Aim of the task:
Below are records to return verbatim; the pictures are to be dropped.

Provided records:

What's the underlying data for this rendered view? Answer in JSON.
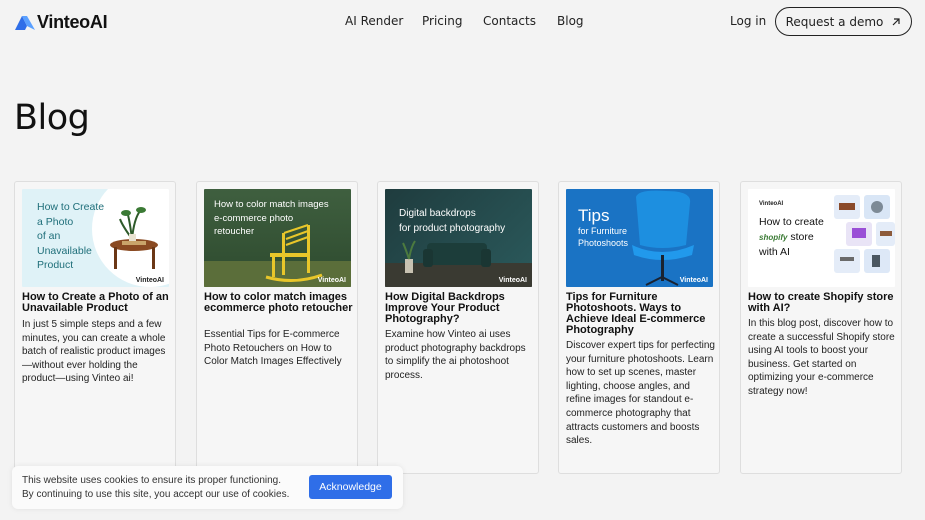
{
  "brand": {
    "name": "VinteoAI",
    "accent": "#2f6ee8"
  },
  "nav": {
    "items": [
      "AI Render",
      "Pricing",
      "Contacts",
      "Blog"
    ],
    "login": "Log in",
    "demo": "Request a demo"
  },
  "page": {
    "title": "Blog"
  },
  "posts": [
    {
      "thumb_text": [
        "How to Create",
        "a Photo",
        "of an",
        "Unavailable",
        "Product"
      ],
      "watermark": "VinteoAI",
      "title": "How to Create a Photo of an Unavailable Product",
      "desc": "In just 5 simple steps and a few minutes, you can create a whole batch of realistic product images—without ever holding the product—using Vinteo ai!"
    },
    {
      "thumb_text": [
        "How to color match images",
        "e-commerce photo",
        "retoucher"
      ],
      "watermark": "VinteoAI",
      "title": "How to color match images ecommerce photo retoucher",
      "desc": "Essential Tips for E-commerce Photo Retouchers on How to Color Match Images Effectively"
    },
    {
      "thumb_text": [
        "Digital backdrops",
        "for product photography"
      ],
      "watermark": "VinteoAI",
      "title": "How Digital Backdrops Improve Your Product Photography?",
      "desc": "Examine how Vinteo ai uses product photography backdrops to simplify the ai photoshoot process."
    },
    {
      "thumb_text": [
        "Tips",
        "for Furniture",
        "Photoshoots"
      ],
      "watermark": "VinteoAI",
      "title": "Tips for Furniture Photoshoots. Ways to Achieve Ideal E-commerce Photography",
      "desc": "Discover expert tips for perfecting your furniture photoshoots. Learn how to set up scenes, master lighting, choose angles, and refine images for standout e-commerce photography that attracts customers and boosts sales."
    },
    {
      "thumb_text": [
        "How to create",
        "shopify",
        "store",
        "with AI"
      ],
      "watermark": "VinteoAI",
      "title": "How to create Shopify store with AI?",
      "desc": "In this blog post, discover how to create a successful Shopify store using AI tools to boost your business. Get started on optimizing your e-commerce strategy now!"
    }
  ],
  "cookie": {
    "line1": "This website uses cookies to ensure its proper functioning.",
    "line2": "By continuing to use this site, you accept our use of cookies.",
    "button": "Acknowledge"
  }
}
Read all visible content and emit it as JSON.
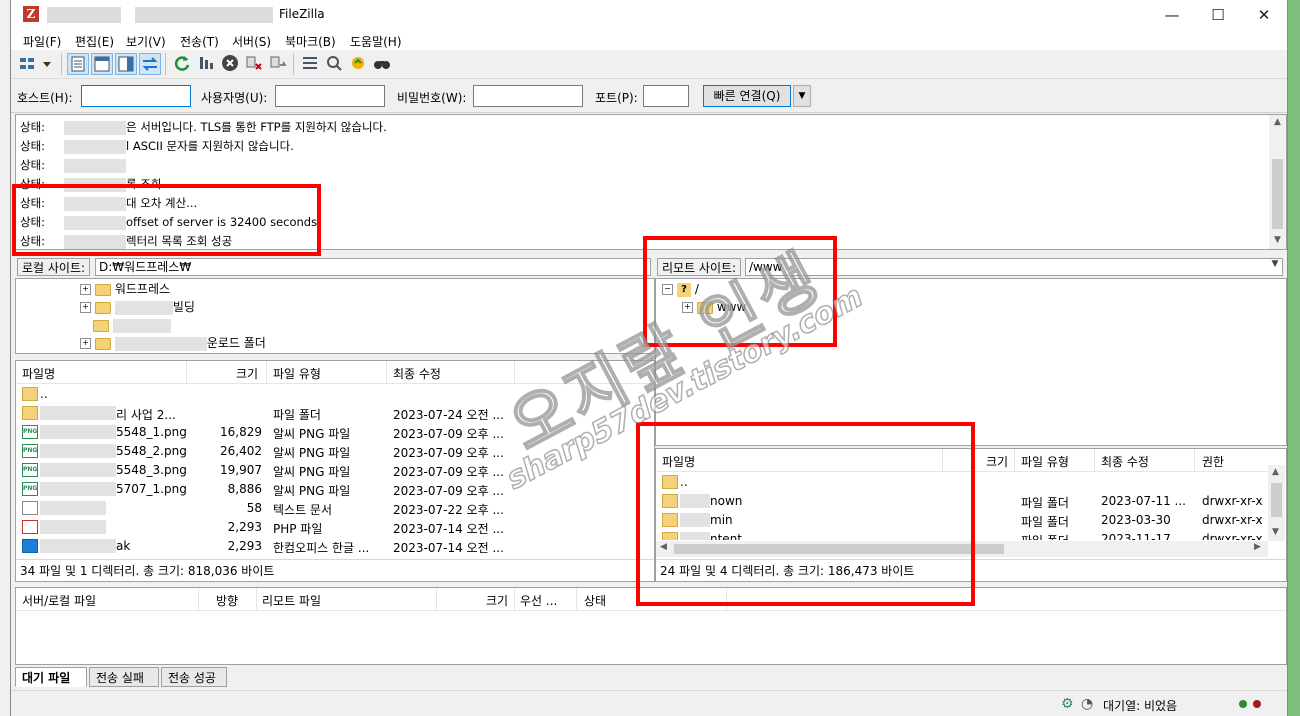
{
  "window": {
    "title": "FileZilla",
    "app_icon_glyph": "Z",
    "min_glyph": "—",
    "max_glyph": "☐",
    "close_glyph": "✕"
  },
  "menu": [
    "파일(F)",
    "편집(E)",
    "보기(V)",
    "전송(T)",
    "서버(S)",
    "북마크(B)",
    "도움말(H)"
  ],
  "quickconnect": {
    "host_label": "호스트(H):",
    "host_value": "",
    "user_label": "사용자명(U):",
    "user_value": "",
    "pass_label": "비밀번호(W):",
    "pass_value": "",
    "port_label": "포트(P):",
    "port_value": "",
    "connect_label": "빠른 연결(Q)",
    "dropdown_glyph": "▼"
  },
  "log": {
    "lines": [
      {
        "label": "상태:",
        "text": "은 서버입니다. TLS를 통한 FTP를 지원하지 않습니다."
      },
      {
        "label": "상태:",
        "text": "l ASCII 문자를 지원하지 않습니다."
      },
      {
        "label": "상태:",
        "text": ""
      },
      {
        "label": "상태:",
        "text": "록 조회"
      },
      {
        "label": "상태:",
        "text": "대 오차 계산..."
      },
      {
        "label": "상태:",
        "text": "offset of server is 32400 seconds."
      },
      {
        "label": "상태:",
        "text": "렉터리 목록 조회 성공"
      }
    ]
  },
  "local": {
    "path_label": "로컬 사이트:",
    "path_value": "D:₩워드프레스₩",
    "tree": [
      {
        "label": "워드프레스"
      },
      {
        "label": "빌딩"
      },
      {
        "label": ""
      },
      {
        "label": "운로드 폴더"
      }
    ],
    "columns": {
      "name": "파일명",
      "size": "크기",
      "type": "파일 유형",
      "modified": "최종 수정"
    },
    "files": [
      {
        "name": "..",
        "size": "",
        "type": "",
        "modified": "",
        "icon": "folder"
      },
      {
        "name": "리 사업 2...",
        "size": "",
        "type": "파일 폴더",
        "modified": "2023-07-24 오전 ...",
        "icon": "folder"
      },
      {
        "name": "5548_1.png",
        "size": "16,829",
        "type": "알씨 PNG 파일",
        "modified": "2023-07-09 오후 ...",
        "icon": "png"
      },
      {
        "name": "5548_2.png",
        "size": "26,402",
        "type": "알씨 PNG 파일",
        "modified": "2023-07-09 오후 ...",
        "icon": "png"
      },
      {
        "name": "5548_3.png",
        "size": "19,907",
        "type": "알씨 PNG 파일",
        "modified": "2023-07-09 오후 ...",
        "icon": "png"
      },
      {
        "name": "5707_1.png",
        "size": "8,886",
        "type": "알씨 PNG 파일",
        "modified": "2023-07-09 오후 ...",
        "icon": "png"
      },
      {
        "name": "",
        "size": "58",
        "type": "텍스트 문서",
        "modified": "2023-07-22 오후 ...",
        "icon": "txt"
      },
      {
        "name": "",
        "size": "2,293",
        "type": "PHP 파일",
        "modified": "2023-07-14 오전 ...",
        "icon": "php"
      },
      {
        "name": "ak",
        "size": "2,293",
        "type": "한컴오피스 한글 ...",
        "modified": "2023-07-14 오전 ...",
        "icon": "hwp"
      }
    ],
    "summary": "34 파일 및 1 디렉터리. 총 크기: 818,036 바이트"
  },
  "remote": {
    "path_label": "리모트 사이트:",
    "path_value": "/www",
    "tree": [
      {
        "label": "/"
      },
      {
        "label": "www"
      }
    ],
    "columns": {
      "name": "파일명",
      "size": "크기",
      "type": "파일 유형",
      "modified": "최종 수정",
      "perm": "권한"
    },
    "files": [
      {
        "name": "..",
        "type": "",
        "modified": "",
        "perm": ""
      },
      {
        "name": "nown",
        "type": "파일 폴더",
        "modified": "2023-07-11 ...",
        "perm": "drwxr-xr-x"
      },
      {
        "name": "min",
        "type": "파일 폴더",
        "modified": "2023-03-30",
        "perm": "drwxr-xr-x"
      },
      {
        "name": "ntent",
        "type": "파일 폴더",
        "modified": "2023-11-17",
        "perm": "drwxr-xr-x"
      }
    ],
    "summary": "24 파일 및 4 디렉터리. 총 크기: 186,473 바이트"
  },
  "queue": {
    "columns": {
      "server_local": "서버/로컬 파일",
      "direction": "방향",
      "remote": "리모트 파일",
      "size": "크기",
      "priority": "우선 ...",
      "status": "상태"
    },
    "tabs": [
      "대기 파일",
      "전송 실패",
      "전송 성공"
    ]
  },
  "statusbar": {
    "queue_text": "대기열: 비었음"
  },
  "watermark": {
    "main": "오지랖 인생",
    "sub": "sharp57dev.tistory.com"
  },
  "colors": {
    "highlight": "#ff0000",
    "accent": "#0078d7"
  }
}
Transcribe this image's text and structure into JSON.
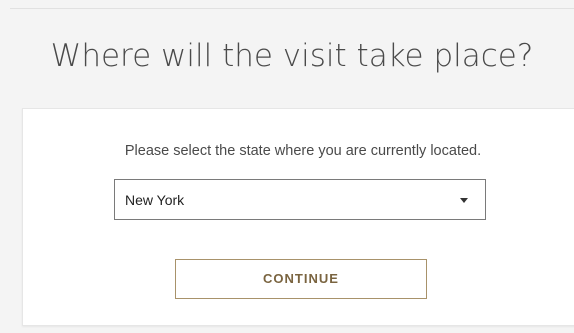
{
  "page": {
    "title": "Where will the visit take place?"
  },
  "location_form": {
    "prompt": "Please select the state where you are currently located.",
    "state_select": {
      "selected_value": "New York",
      "icon": "chevron-down-icon"
    },
    "continue_label": "CONTINUE"
  },
  "colors": {
    "background": "#f4f4f4",
    "card": "#ffffff",
    "button_border": "#a8926a",
    "button_text": "#7a6440",
    "text": "#4a4a4a"
  }
}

Answer to the problem:
What's the underlying data for this rendered view? Answer in JSON.
{
  "brand": {
    "name": "VinteoAI",
    "accent": "#2f6ee8"
  },
  "nav": {
    "items": [
      "AI Render",
      "Pricing",
      "Contacts",
      "Blog"
    ],
    "login": "Log in",
    "demo": "Request a demo"
  },
  "page": {
    "title": "Blog"
  },
  "posts": [
    {
      "thumb_text": [
        "How to Create",
        "a Photo",
        "of an",
        "Unavailable",
        "Product"
      ],
      "watermark": "VinteoAI",
      "title": "How to Create a Photo of an Unavailable Product",
      "desc": "In just 5 simple steps and a few minutes, you can create a whole batch of realistic product images—without ever holding the product—using Vinteo ai!"
    },
    {
      "thumb_text": [
        "How to color match images",
        "e-commerce photo",
        "retoucher"
      ],
      "watermark": "VinteoAI",
      "title": "How to color match images ecommerce photo retoucher",
      "desc": "Essential Tips for E-commerce Photo Retouchers on How to Color Match Images Effectively"
    },
    {
      "thumb_text": [
        "Digital backdrops",
        "for product photography"
      ],
      "watermark": "VinteoAI",
      "title": "How Digital Backdrops Improve Your Product Photography?",
      "desc": "Examine how Vinteo ai uses product photography backdrops to simplify the ai photoshoot process."
    },
    {
      "thumb_text": [
        "Tips",
        "for Furniture",
        "Photoshoots"
      ],
      "watermark": "VinteoAI",
      "title": "Tips for Furniture Photoshoots. Ways to Achieve Ideal E-commerce Photography",
      "desc": "Discover expert tips for perfecting your furniture photoshoots. Learn how to set up scenes, master lighting, choose angles, and refine images for standout e-commerce photography that attracts customers and boosts sales."
    },
    {
      "thumb_text": [
        "How to create",
        "shopify",
        "store",
        "with AI"
      ],
      "watermark": "VinteoAI",
      "title": "How to create Shopify store with AI?",
      "desc": "In this blog post, discover how to create a successful Shopify store using AI tools to boost your business. Get started on optimizing your e-commerce strategy now!"
    }
  ],
  "cookie": {
    "line1": "This website uses cookies to ensure its proper functioning.",
    "line2": "By continuing to use this site, you accept our use of cookies.",
    "button": "Acknowledge"
  }
}
Read all visible content and emit it as JSON.
{
  "window": {
    "title": "FileZilla",
    "app_icon_glyph": "Z",
    "min_glyph": "—",
    "max_glyph": "☐",
    "close_glyph": "✕"
  },
  "menu": [
    "파일(F)",
    "편집(E)",
    "보기(V)",
    "전송(T)",
    "서버(S)",
    "북마크(B)",
    "도움말(H)"
  ],
  "quickconnect": {
    "host_label": "호스트(H):",
    "host_value": "",
    "user_label": "사용자명(U):",
    "user_value": "",
    "pass_label": "비밀번호(W):",
    "pass_value": "",
    "port_label": "포트(P):",
    "port_value": "",
    "connect_label": "빠른 연결(Q)",
    "dropdown_glyph": "▼"
  },
  "log": {
    "lines": [
      {
        "label": "상태:",
        "text": "은 서버입니다. TLS를 통한 FTP를 지원하지 않습니다."
      },
      {
        "label": "상태:",
        "text": "l ASCII 문자를 지원하지 않습니다."
      },
      {
        "label": "상태:",
        "text": ""
      },
      {
        "label": "상태:",
        "text": "록 조회"
      },
      {
        "label": "상태:",
        "text": "대 오차 계산..."
      },
      {
        "label": "상태:",
        "text": "offset of server is 32400 seconds."
      },
      {
        "label": "상태:",
        "text": "렉터리 목록 조회 성공"
      }
    ]
  },
  "local": {
    "path_label": "로컬 사이트:",
    "path_value": "D:₩워드프레스₩",
    "tree": [
      {
        "label": "워드프레스"
      },
      {
        "label": "빌딩"
      },
      {
        "label": ""
      },
      {
        "label": "운로드 폴더"
      }
    ],
    "columns": {
      "name": "파일명",
      "size": "크기",
      "type": "파일 유형",
      "modified": "최종 수정"
    },
    "files": [
      {
        "name": "..",
        "size": "",
        "type": "",
        "modified": "",
        "icon": "folder"
      },
      {
        "name": "리 사업 2...",
        "size": "",
        "type": "파일 폴더",
        "modified": "2023-07-24 오전 ...",
        "icon": "folder"
      },
      {
        "name": "5548_1.png",
        "size": "16,829",
        "type": "알씨 PNG 파일",
        "modified": "2023-07-09 오후 ...",
        "icon": "png"
      },
      {
        "name": "5548_2.png",
        "size": "26,402",
        "type": "알씨 PNG 파일",
        "modified": "2023-07-09 오후 ...",
        "icon": "png"
      },
      {
        "name": "5548_3.png",
        "size": "19,907",
        "type": "알씨 PNG 파일",
        "modified": "2023-07-09 오후 ...",
        "icon": "png"
      },
      {
        "name": "5707_1.png",
        "size": "8,886",
        "type": "알씨 PNG 파일",
        "modified": "2023-07-09 오후 ...",
        "icon": "png"
      },
      {
        "name": "",
        "size": "58",
        "type": "텍스트 문서",
        "modified": "2023-07-22 오후 ...",
        "icon": "txt"
      },
      {
        "name": "",
        "size": "2,293",
        "type": "PHP 파일",
        "modified": "2023-07-14 오전 ...",
        "icon": "php"
      },
      {
        "name": "ak",
        "size": "2,293",
        "type": "한컴오피스 한글 ...",
        "modified": "2023-07-14 오전 ...",
        "icon": "hwp"
      }
    ],
    "summary": "34 파일 및 1 디렉터리. 총 크기: 818,036 바이트"
  },
  "remote": {
    "path_label": "리모트 사이트:",
    "path_value": "/www",
    "tree": [
      {
        "label": "/"
      },
      {
        "label": "www"
      }
    ],
    "columns": {
      "name": "파일명",
      "size": "크기",
      "type": "파일 유형",
      "modified": "최종 수정",
      "perm": "권한"
    },
    "files": [
      {
        "name": "..",
        "type": "",
        "modified": "",
        "perm": ""
      },
      {
        "name": "nown",
        "type": "파일 폴더",
        "modified": "2023-07-11 ...",
        "perm": "drwxr-xr-x"
      },
      {
        "name": "min",
        "type": "파일 폴더",
        "modified": "2023-03-30",
        "perm": "drwxr-xr-x"
      },
      {
        "name": "ntent",
        "type": "파일 폴더",
        "modified": "2023-11-17",
        "perm": "drwxr-xr-x"
      }
    ],
    "summary": "24 파일 및 4 디렉터리. 총 크기: 186,473 바이트"
  },
  "queue": {
    "columns": {
      "server_local": "서버/로컬 파일",
      "direction": "방향",
      "remote": "리모트 파일",
      "size": "크기",
      "priority": "우선 ...",
      "status": "상태"
    },
    "tabs": [
      "대기 파일",
      "전송 실패",
      "전송 성공"
    ]
  },
  "statusbar": {
    "queue_text": "대기열: 비었음"
  },
  "watermark": {
    "main": "오지랖 인생",
    "sub": "sharp57dev.tistory.com"
  },
  "colors": {
    "highlight": "#ff0000",
    "accent": "#0078d7"
  }
}
Transcribe this image's text and structure into JSON.
{
  "page": {
    "title": "Where will the visit take place?"
  },
  "location_form": {
    "prompt": "Please select the state where you are currently located.",
    "state_select": {
      "selected_value": "New York",
      "icon": "chevron-down-icon"
    },
    "continue_label": "CONTINUE"
  },
  "colors": {
    "background": "#f4f4f4",
    "card": "#ffffff",
    "button_border": "#a8926a",
    "button_text": "#7a6440",
    "text": "#4a4a4a"
  }
}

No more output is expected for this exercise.